Each line of the material must be reproduced exactly; pictures stay out.

----------

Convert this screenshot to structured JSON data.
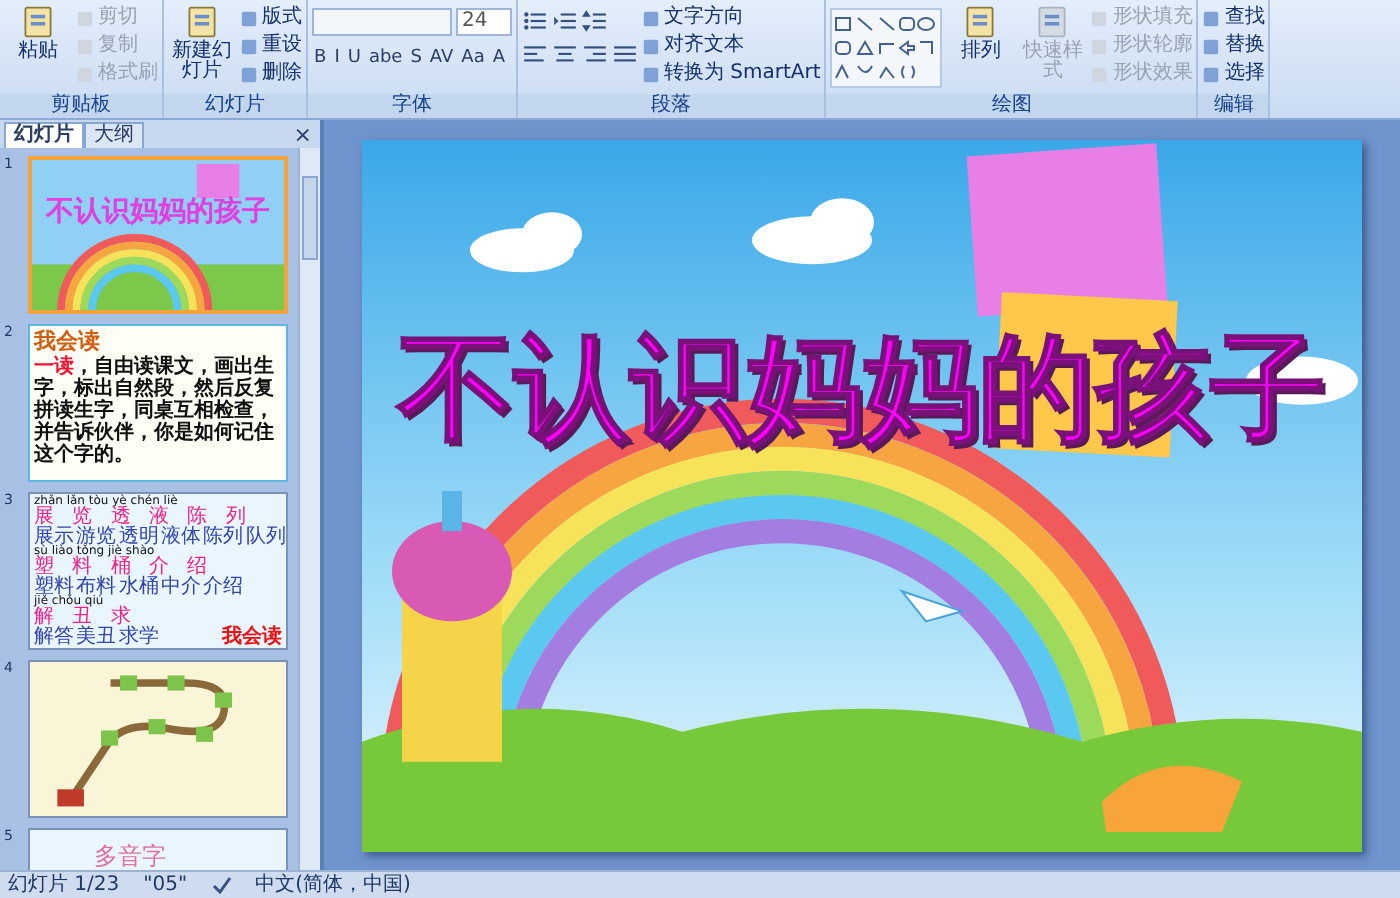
{
  "ribbon": {
    "groups": [
      {
        "label": "剪贴板",
        "items": [
          {
            "kind": "large",
            "label": "粘贴",
            "disabled": false
          },
          {
            "kind": "small",
            "label": "剪切",
            "disabled": true
          },
          {
            "kind": "small",
            "label": "复制",
            "disabled": true
          },
          {
            "kind": "small",
            "label": "格式刷",
            "disabled": true
          }
        ]
      },
      {
        "label": "幻灯片",
        "items": [
          {
            "kind": "large",
            "label": "新建幻灯片",
            "disabled": false
          },
          {
            "kind": "small",
            "label": "版式",
            "disabled": false
          },
          {
            "kind": "small",
            "label": "重设",
            "disabled": false
          },
          {
            "kind": "small",
            "label": "删除",
            "disabled": false
          }
        ]
      },
      {
        "label": "字体",
        "items": [
          {
            "kind": "font",
            "size": "24",
            "buttons": [
              "B",
              "I",
              "U",
              "abe",
              "S",
              "AV",
              "Aa",
              "A"
            ]
          }
        ]
      },
      {
        "label": "段落",
        "items": [
          {
            "kind": "paragraph"
          },
          {
            "kind": "small",
            "label": "文字方向",
            "disabled": false
          },
          {
            "kind": "small",
            "label": "对齐文本",
            "disabled": false
          },
          {
            "kind": "small",
            "label": "转换为 SmartArt",
            "disabled": false
          }
        ]
      },
      {
        "label": "绘图",
        "items": [
          {
            "kind": "gallery"
          },
          {
            "kind": "large",
            "label": "排列",
            "disabled": false
          },
          {
            "kind": "large",
            "label": "快速样式",
            "disabled": true
          },
          {
            "kind": "small",
            "label": "形状填充",
            "disabled": true
          },
          {
            "kind": "small",
            "label": "形状轮廓",
            "disabled": true
          },
          {
            "kind": "small",
            "label": "形状效果",
            "disabled": true
          }
        ]
      },
      {
        "label": "编辑",
        "items": [
          {
            "kind": "small",
            "label": "查找",
            "disabled": false
          },
          {
            "kind": "small",
            "label": "替换",
            "disabled": false
          },
          {
            "kind": "small",
            "label": "选择",
            "disabled": false
          }
        ]
      }
    ]
  },
  "panel": {
    "tabs": [
      {
        "label": "幻灯片",
        "selected": true
      },
      {
        "label": "大纲",
        "selected": false
      }
    ],
    "close": "×",
    "slides": [
      {
        "number": "1",
        "selected": true,
        "kind": "title",
        "title": "不认识妈妈的孩子"
      },
      {
        "number": "2",
        "selected": false,
        "kind": "reading",
        "heading": "我会读",
        "body": "**一读**，自由读课文，画出生字，标出自然段，然后反复拼读生字，同桌互相检查，并告诉伙伴，你是如何记住这个字的。"
      },
      {
        "number": "3",
        "selected": false,
        "kind": "words",
        "stamp": "我会读",
        "lines": [
          {
            "kind": "pinyin",
            "text": "zhǎn lǎn tòu yè chén liè"
          },
          {
            "kind": "hanzi",
            "text": "展 览 透 液 陈 列"
          },
          {
            "kind": "words",
            "text": "展示 游览 透明 液体 陈列 队列"
          },
          {
            "kind": "pinyin",
            "text": "sù liào tǒng jiè shào"
          },
          {
            "kind": "hanzi",
            "text": "塑 料 桶 介 绍"
          },
          {
            "kind": "words",
            "text": "塑料 布料 水桶 中介 介绍"
          },
          {
            "kind": "pinyin",
            "text": "jiě chǒu qiú"
          },
          {
            "kind": "hanzi",
            "text": "解 丑 求"
          },
          {
            "kind": "words",
            "text": "解答 美丑 求学"
          }
        ]
      },
      {
        "number": "4",
        "selected": false,
        "kind": "train"
      },
      {
        "number": "5",
        "selected": false,
        "kind": "heading",
        "heading": "多音字"
      }
    ]
  },
  "slide": {
    "title": "不认识妈妈的孩子"
  },
  "status": {
    "position": "幻灯片 1/23",
    "theme": "\"05\"",
    "language": "中文(简体，中国)"
  }
}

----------

◆ RESPONSE ◆
Convert this screenshot to structured JSON data.
{
  "ribbon": {
    "groups": [
      {
        "label": "剪贴板",
        "items": [
          {
            "kind": "large",
            "label": "粘贴",
            "disabled": false
          },
          {
            "kind": "small",
            "label": "剪切",
            "disabled": true
          },
          {
            "kind": "small",
            "label": "复制",
            "disabled": true
          },
          {
            "kind": "small",
            "label": "格式刷",
            "disabled": true
          }
        ]
      },
      {
        "label": "幻灯片",
        "items": [
          {
            "kind": "large",
            "label": "新建幻灯片",
            "disabled": false
          },
          {
            "kind": "small",
            "label": "版式",
            "disabled": false
          },
          {
            "kind": "small",
            "label": "重设",
            "disabled": false
          },
          {
            "kind": "small",
            "label": "删除",
            "disabled": false
          }
        ]
      },
      {
        "label": "字体",
        "items": [
          {
            "kind": "font",
            "size": "24",
            "buttons": [
              "B",
              "I",
              "U",
              "abe",
              "S",
              "AV",
              "Aa",
              "A"
            ]
          }
        ]
      },
      {
        "label": "段落",
        "items": [
          {
            "kind": "paragraph"
          },
          {
            "kind": "small",
            "label": "文字方向",
            "disabled": false
          },
          {
            "kind": "small",
            "label": "对齐文本",
            "disabled": false
          },
          {
            "kind": "small",
            "label": "转换为 SmartArt",
            "disabled": false
          }
        ]
      },
      {
        "label": "绘图",
        "items": [
          {
            "kind": "gallery"
          },
          {
            "kind": "large",
            "label": "排列",
            "disabled": false
          },
          {
            "kind": "large",
            "label": "快速样式",
            "disabled": true
          },
          {
            "kind": "small",
            "label": "形状填充",
            "disabled": true
          },
          {
            "kind": "small",
            "label": "形状轮廓",
            "disabled": true
          },
          {
            "kind": "small",
            "label": "形状效果",
            "disabled": true
          }
        ]
      },
      {
        "label": "编辑",
        "items": [
          {
            "kind": "small",
            "label": "查找",
            "disabled": false
          },
          {
            "kind": "small",
            "label": "替换",
            "disabled": false
          },
          {
            "kind": "small",
            "label": "选择",
            "disabled": false
          }
        ]
      }
    ]
  },
  "panel": {
    "tabs": [
      {
        "label": "幻灯片",
        "selected": true
      },
      {
        "label": "大纲",
        "selected": false
      }
    ],
    "close": "×",
    "slides": [
      {
        "number": "1",
        "selected": true,
        "kind": "title",
        "title": "不认识妈妈的孩子"
      },
      {
        "number": "2",
        "selected": false,
        "kind": "reading",
        "heading": "我会读",
        "body": "**一读**，自由读课文，画出生字，标出自然段，然后反复拼读生字，同桌互相检查，并告诉伙伴，你是如何记住这个字的。"
      },
      {
        "number": "3",
        "selected": false,
        "kind": "words",
        "stamp": "我会读",
        "lines": [
          {
            "kind": "pinyin",
            "text": "zhǎn lǎn tòu yè chén liè"
          },
          {
            "kind": "hanzi",
            "text": "展 览 透 液 陈 列"
          },
          {
            "kind": "words",
            "text": "展示 游览 透明 液体 陈列 队列"
          },
          {
            "kind": "pinyin",
            "text": "sù liào tǒng jiè shào"
          },
          {
            "kind": "hanzi",
            "text": "塑 料 桶 介 绍"
          },
          {
            "kind": "words",
            "text": "塑料 布料 水桶 中介 介绍"
          },
          {
            "kind": "pinyin",
            "text": "jiě chǒu qiú"
          },
          {
            "kind": "hanzi",
            "text": "解 丑 求"
          },
          {
            "kind": "words",
            "text": "解答 美丑 求学"
          }
        ]
      },
      {
        "number": "4",
        "selected": false,
        "kind": "train"
      },
      {
        "number": "5",
        "selected": false,
        "kind": "heading",
        "heading": "多音字"
      }
    ]
  },
  "slide": {
    "title": "不认识妈妈的孩子"
  },
  "status": {
    "position": "幻灯片 1/23",
    "theme": "\"05\"",
    "language": "中文(简体，中国)"
  }
}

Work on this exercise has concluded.